### WHAT IS EXPECTED
Work out how many lines in these entries include the string "Metadata", and give only that figure.

________________________

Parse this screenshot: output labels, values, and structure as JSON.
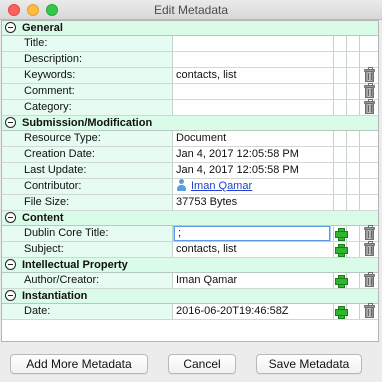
{
  "window": {
    "title": "Edit Metadata"
  },
  "sections": [
    {
      "title": "General",
      "rows": [
        {
          "label": "Title:",
          "value": ""
        },
        {
          "label": "Description:",
          "value": ""
        },
        {
          "label": "Keywords:",
          "value": "contacts, list"
        },
        {
          "label": "Comment:",
          "value": ""
        },
        {
          "label": "Category:",
          "value": ""
        }
      ]
    },
    {
      "title": "Submission/Modification",
      "rows": [
        {
          "label": "Resource Type:",
          "value": "Document"
        },
        {
          "label": "Creation Date:",
          "value": "Jan 4, 2017 12:05:58 PM"
        },
        {
          "label": "Last Update:",
          "value": "Jan 4, 2017 12:05:58 PM"
        },
        {
          "label": "Contributor:",
          "value": "Iman Qamar"
        },
        {
          "label": "File Size:",
          "value": "37753 Bytes"
        }
      ]
    },
    {
      "title": "Content",
      "rows": [
        {
          "label": "Dublin Core Title:",
          "value": ";"
        },
        {
          "label": "Subject:",
          "value": "contacts, list"
        }
      ]
    },
    {
      "title": "Intellectual Property",
      "rows": [
        {
          "label": "Author/Creator:",
          "value": "Iman Qamar"
        }
      ]
    },
    {
      "title": "Instantiation",
      "rows": [
        {
          "label": "Date:",
          "value": "2016-06-20T19:46:58Z"
        }
      ]
    }
  ],
  "buttons": {
    "add_more": "Add More Metadata",
    "cancel": "Cancel",
    "save": "Save Metadata"
  },
  "icons": {
    "section_toggle": "collapse-minus-icon",
    "add": "plus-icon",
    "delete": "trash-icon",
    "contributor": "person-icon"
  },
  "colors": {
    "section_bg": "#d9fbe8",
    "label_bg": "#e6fbf1",
    "link": "#1f3fd1",
    "add_green": "#2fb52f"
  }
}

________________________

### OUTPUT BELOW
3